STARTING STRIKES IN FACTORIES
Finally, there was the question of guilds, and many difficulties seemed insolvable. This question came up especially in connection with starting strikes in March, 1980 and was emphasized.
There were slogans for raising salaries, reduction of working hours, special benefits etc. which it was impossible to realize. It was not due to the disinclination of the authorities, but rather due to the country's depressing economic pressures.
There was no money to spend. Economic issues may of course be discussed for hours, but this is not the place for them. I only mention that it is the natural and necessary outcome of every revolution to bear economic pressures, especially one like the Iranian Revolution, the leaders of which want to preserve, as far as possible, the independence of the country and the sanctity of the Revolution.
But the hypocrites, being aware of this reasoned that the government intended to exploit and cheat the people. With such slogans, they carried on dealing blows on the country's economy. Nevertheless, in spite of all this, in March 1980, with the exception of a few cases, the plots of the hypocrites were neutralized by the alertness of the workers. There are some interesting points concerning this line which are fitting to be read from these reports.
This is a report sent by a factory's hypocrite to his superior. He speaks about the views of the workers he had met: “I asked an old man, “Why do they not pay us? How unfortunate we are.” The old man answered, “The Revolution is faced with many difficulties.
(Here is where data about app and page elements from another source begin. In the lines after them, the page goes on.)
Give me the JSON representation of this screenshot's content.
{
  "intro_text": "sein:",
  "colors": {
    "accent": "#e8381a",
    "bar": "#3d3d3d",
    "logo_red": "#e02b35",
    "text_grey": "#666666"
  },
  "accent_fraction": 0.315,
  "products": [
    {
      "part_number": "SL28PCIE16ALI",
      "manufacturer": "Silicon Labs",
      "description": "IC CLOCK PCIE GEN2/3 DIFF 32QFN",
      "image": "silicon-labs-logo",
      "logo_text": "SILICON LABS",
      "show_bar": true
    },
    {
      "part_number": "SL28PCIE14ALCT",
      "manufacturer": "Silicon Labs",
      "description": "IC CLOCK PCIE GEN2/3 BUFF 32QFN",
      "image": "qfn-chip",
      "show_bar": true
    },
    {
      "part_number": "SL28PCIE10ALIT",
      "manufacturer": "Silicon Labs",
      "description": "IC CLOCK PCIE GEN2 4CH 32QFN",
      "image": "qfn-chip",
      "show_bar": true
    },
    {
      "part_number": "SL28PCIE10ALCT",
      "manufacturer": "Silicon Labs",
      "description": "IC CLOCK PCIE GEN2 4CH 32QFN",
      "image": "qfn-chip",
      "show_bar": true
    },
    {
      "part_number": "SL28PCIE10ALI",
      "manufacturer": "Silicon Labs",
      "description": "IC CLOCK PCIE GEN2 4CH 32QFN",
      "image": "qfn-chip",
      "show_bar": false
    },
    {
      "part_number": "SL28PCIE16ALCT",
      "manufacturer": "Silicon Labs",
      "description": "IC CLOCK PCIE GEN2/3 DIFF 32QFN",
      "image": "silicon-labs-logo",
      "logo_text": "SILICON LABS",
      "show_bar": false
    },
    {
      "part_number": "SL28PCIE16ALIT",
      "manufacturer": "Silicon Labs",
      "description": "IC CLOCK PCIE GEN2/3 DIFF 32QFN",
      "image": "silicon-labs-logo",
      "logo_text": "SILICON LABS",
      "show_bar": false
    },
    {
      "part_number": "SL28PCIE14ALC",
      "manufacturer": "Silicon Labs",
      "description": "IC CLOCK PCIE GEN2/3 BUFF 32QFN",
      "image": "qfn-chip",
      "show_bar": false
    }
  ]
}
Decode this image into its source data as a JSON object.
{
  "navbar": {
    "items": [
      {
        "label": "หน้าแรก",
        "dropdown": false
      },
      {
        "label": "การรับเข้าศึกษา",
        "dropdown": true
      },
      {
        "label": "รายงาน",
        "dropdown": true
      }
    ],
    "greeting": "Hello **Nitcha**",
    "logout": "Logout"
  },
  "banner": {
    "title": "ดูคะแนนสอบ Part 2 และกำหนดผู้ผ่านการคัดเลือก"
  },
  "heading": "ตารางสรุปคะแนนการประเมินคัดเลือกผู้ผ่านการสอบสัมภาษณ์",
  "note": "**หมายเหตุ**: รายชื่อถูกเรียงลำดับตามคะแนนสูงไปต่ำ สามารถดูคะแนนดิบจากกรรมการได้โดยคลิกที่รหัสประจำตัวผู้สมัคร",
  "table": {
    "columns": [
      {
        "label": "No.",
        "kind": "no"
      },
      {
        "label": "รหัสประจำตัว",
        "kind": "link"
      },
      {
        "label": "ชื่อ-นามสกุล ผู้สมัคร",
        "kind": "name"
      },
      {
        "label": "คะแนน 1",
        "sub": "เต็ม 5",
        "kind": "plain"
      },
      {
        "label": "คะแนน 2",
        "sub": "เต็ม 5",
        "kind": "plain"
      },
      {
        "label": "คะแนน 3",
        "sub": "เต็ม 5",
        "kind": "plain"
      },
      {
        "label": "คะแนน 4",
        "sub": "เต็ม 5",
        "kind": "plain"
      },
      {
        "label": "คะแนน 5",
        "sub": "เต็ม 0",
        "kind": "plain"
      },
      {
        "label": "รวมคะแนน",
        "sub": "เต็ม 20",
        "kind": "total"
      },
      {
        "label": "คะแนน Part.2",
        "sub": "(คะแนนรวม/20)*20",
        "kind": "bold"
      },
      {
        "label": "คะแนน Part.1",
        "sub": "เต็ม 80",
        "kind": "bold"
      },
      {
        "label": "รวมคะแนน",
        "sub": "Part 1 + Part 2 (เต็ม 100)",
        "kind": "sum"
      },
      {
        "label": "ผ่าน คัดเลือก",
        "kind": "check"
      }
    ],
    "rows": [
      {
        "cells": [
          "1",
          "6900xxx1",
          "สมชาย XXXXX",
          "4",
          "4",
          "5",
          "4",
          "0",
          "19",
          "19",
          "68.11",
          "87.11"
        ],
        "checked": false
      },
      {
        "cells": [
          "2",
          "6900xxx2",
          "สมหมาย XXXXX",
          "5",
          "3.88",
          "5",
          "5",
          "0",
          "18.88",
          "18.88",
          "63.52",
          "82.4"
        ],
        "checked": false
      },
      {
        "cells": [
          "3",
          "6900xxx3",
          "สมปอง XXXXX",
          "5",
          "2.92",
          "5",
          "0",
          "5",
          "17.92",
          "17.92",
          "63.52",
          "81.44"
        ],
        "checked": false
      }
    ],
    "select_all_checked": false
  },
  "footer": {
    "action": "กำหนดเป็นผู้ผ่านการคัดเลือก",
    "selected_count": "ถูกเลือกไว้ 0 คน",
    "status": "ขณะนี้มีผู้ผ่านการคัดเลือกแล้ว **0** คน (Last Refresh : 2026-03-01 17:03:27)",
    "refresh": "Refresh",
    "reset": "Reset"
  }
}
We will not demand money at present. May God bless the Imam.” In fact, this was a decisive answer to the hypocrites.
There are also documents concerning a few of the strikes, one of which is about the Melli Shoe factory. It states: “The boy could not contact the headquarters and the telephones were not in good order. If the factory telephone is cut off or controlled, all communication will cease” (Document No.7).
I remember that Reza Karam Al.i himself and Majid Farzaneh, were in direct telephone contact with the hypocrite members who guided the strikes and gave directives. Those who were not acquainted with the procedure may have thought that this move was really made by the workers, whereas that was not the case.
In another place, a directive is given about propagation methods and the way to start a strike, saying: “As the workers' awareness is low, rumors play an important role (this attitude of the hypocrites towards workers is worthy of attention).” The boys, for example, started a strike one day by means of a rumor in the Jam Shoe factory. There are many other cases mentioned in the documents about which one could talk for hours. These lines continued (Document No.8) about June 20th.